The patent system isn't likely to get fixed, but one problem could finally be resolved
Software patents have caused more harm than good, especially when considering that they are what allowed Apple and Samsung to start the hugest and most awkward patent war in history.There is a silver lining in everything though. All the troubles caused by software patent has led to an important decision on the part of the USPTO.
The US Patent and Trademark Office has set up a couple of roundtable discussions with developers, during which everyone will be able to voice their grievances.
Those interested in attending will have to sent an e-mail to SoftwareRoundtable2013@uspto.gov by February 4.

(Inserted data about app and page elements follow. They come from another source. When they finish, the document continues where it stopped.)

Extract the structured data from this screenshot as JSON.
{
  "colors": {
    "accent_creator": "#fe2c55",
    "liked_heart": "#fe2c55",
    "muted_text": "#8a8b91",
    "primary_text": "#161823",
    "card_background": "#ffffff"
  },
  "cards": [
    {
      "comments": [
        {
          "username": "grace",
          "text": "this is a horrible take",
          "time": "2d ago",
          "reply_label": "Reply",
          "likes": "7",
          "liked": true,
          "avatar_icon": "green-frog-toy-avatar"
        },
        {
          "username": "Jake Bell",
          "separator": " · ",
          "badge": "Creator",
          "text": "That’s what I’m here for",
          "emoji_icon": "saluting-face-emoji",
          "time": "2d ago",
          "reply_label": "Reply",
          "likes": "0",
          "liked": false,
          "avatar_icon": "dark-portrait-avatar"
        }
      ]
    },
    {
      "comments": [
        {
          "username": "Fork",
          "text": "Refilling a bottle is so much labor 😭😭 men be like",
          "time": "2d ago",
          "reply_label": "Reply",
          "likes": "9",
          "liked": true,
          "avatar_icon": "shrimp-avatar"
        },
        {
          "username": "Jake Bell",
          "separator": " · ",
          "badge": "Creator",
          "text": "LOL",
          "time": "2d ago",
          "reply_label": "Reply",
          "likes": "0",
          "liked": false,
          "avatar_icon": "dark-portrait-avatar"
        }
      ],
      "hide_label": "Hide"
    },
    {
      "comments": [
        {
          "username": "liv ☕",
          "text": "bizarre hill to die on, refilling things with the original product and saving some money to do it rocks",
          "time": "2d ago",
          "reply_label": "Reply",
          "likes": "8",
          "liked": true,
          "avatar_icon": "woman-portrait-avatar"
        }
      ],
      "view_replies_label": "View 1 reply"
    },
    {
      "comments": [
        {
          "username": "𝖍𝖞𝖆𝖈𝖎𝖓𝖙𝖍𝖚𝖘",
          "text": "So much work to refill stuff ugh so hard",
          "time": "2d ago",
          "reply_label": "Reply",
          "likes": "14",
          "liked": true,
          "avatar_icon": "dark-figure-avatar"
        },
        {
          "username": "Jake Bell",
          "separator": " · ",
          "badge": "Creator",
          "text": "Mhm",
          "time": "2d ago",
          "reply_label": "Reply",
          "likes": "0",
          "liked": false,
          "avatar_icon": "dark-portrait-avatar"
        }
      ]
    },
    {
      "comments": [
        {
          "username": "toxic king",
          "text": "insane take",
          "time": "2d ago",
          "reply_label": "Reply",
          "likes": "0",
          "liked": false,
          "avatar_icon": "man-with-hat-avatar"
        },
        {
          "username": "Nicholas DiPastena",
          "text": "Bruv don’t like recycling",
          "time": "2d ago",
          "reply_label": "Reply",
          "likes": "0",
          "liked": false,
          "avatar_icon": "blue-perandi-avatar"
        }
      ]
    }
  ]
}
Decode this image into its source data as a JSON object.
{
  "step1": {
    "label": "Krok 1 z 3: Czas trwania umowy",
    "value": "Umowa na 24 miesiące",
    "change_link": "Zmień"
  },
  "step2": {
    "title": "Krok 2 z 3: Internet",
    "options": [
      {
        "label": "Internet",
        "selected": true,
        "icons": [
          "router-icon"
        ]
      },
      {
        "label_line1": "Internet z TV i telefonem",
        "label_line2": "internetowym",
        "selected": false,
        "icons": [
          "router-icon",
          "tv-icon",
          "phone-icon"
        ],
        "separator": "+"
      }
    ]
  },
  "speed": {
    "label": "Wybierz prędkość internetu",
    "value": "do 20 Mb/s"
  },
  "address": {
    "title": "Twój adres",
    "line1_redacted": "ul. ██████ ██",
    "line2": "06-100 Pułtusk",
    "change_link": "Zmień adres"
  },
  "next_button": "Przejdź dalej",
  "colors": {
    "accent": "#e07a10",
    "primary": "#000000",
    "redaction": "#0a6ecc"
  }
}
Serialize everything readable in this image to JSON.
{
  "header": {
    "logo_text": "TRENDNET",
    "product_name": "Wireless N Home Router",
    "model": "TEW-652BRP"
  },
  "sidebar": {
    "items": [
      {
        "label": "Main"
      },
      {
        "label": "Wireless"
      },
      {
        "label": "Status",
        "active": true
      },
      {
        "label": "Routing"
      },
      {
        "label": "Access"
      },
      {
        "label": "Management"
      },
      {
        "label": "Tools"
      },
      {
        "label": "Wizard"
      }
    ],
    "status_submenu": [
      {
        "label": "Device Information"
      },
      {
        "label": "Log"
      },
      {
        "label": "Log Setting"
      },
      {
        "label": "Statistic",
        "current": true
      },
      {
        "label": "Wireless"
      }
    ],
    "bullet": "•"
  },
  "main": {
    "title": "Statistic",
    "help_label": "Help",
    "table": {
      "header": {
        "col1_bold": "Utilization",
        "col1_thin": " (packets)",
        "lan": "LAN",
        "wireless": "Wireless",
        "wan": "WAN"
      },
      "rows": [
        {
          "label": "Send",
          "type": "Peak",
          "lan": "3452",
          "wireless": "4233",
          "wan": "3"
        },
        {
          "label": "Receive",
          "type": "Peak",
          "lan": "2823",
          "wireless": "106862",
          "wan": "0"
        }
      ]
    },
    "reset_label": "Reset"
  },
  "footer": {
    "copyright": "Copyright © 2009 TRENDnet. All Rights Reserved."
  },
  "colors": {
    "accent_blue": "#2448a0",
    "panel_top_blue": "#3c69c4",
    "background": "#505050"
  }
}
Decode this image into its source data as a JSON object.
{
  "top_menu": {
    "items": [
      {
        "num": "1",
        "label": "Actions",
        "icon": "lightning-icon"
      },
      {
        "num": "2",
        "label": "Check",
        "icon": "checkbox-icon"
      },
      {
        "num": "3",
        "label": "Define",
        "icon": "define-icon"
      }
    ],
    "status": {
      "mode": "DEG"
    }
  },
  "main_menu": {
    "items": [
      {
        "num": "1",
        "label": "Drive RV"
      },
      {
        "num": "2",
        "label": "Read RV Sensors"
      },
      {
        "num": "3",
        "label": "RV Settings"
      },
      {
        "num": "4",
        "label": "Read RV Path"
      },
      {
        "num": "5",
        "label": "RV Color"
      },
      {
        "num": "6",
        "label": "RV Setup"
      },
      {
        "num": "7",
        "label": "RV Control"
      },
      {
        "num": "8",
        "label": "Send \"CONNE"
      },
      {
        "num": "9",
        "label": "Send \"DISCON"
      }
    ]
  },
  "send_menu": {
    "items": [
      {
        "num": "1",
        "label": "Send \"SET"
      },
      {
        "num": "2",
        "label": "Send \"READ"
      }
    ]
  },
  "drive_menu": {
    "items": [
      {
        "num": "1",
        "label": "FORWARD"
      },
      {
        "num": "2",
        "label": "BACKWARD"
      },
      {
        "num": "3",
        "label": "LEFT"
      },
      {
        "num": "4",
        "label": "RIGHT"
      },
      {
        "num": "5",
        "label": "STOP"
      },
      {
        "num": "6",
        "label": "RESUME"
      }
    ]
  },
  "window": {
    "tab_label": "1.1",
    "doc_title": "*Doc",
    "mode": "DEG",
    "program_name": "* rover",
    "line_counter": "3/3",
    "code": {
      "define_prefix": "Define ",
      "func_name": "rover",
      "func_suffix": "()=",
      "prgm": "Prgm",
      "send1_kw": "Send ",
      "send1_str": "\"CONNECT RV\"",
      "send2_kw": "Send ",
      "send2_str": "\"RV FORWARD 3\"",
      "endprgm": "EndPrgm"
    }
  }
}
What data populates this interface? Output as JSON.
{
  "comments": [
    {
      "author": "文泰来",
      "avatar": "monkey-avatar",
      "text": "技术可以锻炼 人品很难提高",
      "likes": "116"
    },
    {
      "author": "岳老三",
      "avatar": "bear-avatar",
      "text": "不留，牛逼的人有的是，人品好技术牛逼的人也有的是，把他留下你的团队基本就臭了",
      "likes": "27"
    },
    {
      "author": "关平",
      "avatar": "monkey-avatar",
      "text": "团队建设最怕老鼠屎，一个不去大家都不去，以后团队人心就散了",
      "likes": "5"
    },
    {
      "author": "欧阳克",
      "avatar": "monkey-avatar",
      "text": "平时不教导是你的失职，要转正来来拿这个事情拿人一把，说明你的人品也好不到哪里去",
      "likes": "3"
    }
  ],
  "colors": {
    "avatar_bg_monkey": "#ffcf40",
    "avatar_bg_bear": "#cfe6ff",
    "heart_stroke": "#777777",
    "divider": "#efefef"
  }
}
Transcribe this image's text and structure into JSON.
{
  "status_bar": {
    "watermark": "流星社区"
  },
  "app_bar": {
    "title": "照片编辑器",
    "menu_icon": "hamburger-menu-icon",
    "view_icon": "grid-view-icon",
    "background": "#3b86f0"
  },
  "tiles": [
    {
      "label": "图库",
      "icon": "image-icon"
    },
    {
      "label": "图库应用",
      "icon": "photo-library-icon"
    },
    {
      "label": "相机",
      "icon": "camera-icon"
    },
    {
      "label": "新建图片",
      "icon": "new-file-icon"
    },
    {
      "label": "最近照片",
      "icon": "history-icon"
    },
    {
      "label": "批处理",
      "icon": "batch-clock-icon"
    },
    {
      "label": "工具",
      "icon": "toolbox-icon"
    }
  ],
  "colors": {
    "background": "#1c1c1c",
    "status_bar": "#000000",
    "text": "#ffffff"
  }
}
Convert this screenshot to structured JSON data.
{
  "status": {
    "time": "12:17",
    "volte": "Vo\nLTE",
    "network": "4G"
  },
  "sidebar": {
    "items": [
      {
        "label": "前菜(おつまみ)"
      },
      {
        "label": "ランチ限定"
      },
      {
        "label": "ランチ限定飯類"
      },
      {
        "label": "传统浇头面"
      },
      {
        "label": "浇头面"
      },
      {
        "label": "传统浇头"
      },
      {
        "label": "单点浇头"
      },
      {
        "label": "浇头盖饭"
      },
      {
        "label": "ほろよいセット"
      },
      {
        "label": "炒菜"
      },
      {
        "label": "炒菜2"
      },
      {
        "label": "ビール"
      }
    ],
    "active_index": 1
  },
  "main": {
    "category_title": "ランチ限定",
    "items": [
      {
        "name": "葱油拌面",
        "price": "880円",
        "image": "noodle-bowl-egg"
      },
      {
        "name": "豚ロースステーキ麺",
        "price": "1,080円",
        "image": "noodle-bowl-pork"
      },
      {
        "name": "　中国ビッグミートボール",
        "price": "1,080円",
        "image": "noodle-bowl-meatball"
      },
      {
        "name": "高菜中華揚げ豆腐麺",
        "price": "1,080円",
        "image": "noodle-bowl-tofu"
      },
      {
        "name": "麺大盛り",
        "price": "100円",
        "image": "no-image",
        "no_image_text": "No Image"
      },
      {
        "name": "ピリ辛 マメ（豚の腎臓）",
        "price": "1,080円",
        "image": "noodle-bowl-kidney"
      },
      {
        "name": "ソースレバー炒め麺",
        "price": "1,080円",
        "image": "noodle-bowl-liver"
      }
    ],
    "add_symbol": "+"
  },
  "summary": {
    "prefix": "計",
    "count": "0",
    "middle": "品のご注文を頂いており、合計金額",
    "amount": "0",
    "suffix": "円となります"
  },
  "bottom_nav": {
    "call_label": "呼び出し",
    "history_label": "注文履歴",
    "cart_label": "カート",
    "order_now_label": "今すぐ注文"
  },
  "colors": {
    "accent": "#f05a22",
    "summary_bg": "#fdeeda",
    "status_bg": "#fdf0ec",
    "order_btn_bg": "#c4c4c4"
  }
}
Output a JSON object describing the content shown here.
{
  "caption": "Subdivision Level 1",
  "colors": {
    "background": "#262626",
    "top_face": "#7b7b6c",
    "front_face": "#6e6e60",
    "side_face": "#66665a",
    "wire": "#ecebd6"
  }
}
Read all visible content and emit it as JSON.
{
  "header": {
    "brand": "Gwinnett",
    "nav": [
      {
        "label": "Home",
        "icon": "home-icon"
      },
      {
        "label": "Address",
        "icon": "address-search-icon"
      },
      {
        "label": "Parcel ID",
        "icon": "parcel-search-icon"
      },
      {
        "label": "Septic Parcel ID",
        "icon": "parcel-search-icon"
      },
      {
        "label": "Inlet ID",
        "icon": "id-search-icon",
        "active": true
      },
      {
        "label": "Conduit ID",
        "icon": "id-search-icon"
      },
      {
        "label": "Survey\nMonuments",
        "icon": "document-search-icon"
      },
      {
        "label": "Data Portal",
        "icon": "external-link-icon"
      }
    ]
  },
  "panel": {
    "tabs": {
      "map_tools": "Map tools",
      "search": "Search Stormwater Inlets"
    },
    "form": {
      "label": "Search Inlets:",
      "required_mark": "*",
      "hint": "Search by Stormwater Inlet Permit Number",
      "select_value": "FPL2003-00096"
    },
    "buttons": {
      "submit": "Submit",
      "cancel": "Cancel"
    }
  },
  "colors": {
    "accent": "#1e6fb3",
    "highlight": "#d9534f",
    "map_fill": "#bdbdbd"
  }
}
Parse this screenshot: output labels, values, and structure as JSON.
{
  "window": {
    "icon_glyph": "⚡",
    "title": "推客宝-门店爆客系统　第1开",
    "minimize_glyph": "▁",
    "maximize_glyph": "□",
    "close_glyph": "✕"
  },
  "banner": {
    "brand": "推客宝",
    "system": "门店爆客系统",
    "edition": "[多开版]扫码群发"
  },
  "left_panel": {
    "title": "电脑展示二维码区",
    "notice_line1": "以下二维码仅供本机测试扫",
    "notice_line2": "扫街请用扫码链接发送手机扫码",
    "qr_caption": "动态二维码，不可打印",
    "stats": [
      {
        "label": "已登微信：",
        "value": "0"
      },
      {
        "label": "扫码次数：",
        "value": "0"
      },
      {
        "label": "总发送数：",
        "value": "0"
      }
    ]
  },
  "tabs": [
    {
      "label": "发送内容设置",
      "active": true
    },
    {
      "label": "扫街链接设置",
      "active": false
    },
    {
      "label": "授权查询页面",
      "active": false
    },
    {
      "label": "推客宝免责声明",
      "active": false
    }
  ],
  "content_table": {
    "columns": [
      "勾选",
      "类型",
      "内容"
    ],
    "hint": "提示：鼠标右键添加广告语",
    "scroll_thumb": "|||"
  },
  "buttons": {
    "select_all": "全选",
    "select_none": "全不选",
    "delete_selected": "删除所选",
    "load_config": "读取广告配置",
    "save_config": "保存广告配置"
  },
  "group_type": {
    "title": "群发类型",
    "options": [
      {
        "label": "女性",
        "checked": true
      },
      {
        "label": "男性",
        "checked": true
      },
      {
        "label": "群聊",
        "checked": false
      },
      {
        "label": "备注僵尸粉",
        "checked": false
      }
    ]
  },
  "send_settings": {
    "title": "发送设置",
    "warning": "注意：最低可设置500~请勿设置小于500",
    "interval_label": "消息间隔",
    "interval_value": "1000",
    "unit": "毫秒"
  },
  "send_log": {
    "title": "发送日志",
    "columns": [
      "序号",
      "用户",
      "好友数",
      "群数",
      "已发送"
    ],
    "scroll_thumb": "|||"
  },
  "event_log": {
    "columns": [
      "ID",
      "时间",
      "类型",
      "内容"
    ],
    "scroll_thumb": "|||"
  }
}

Of course, approval will be dependent on the ability of applicants to produce the necessary credentials, as detailed here.
On that note, the limited seats are being granted on a first come first serve basis, so people should hurry up.
It is impossible to tell what the outcome of the meetings will be. While software developers feel that software code should not be patented at all, USPTO officials might not approve of a total software patent ban.
The events, taking place next month (February 2013) will be available for everyone with a web connection to view via a webcast.
“Each roundtable event will provide a forum for an informal and interactive discussion of topics relating to patents that are particularly relevant to the software community. While public attendees will have the opportunity to provide their individual input, group consensus advice will not be sought,” the USPTO said, according to Groklaw.
“The first topic relates to how to improve clarity of claim boundaries that define the scope of patent protection for claims that use functional language.”
All in all, while software patents won't be eradicated from existence, they should become less broad in scope and, thus, less likely to cause global patent wars to spark over the shape of icons.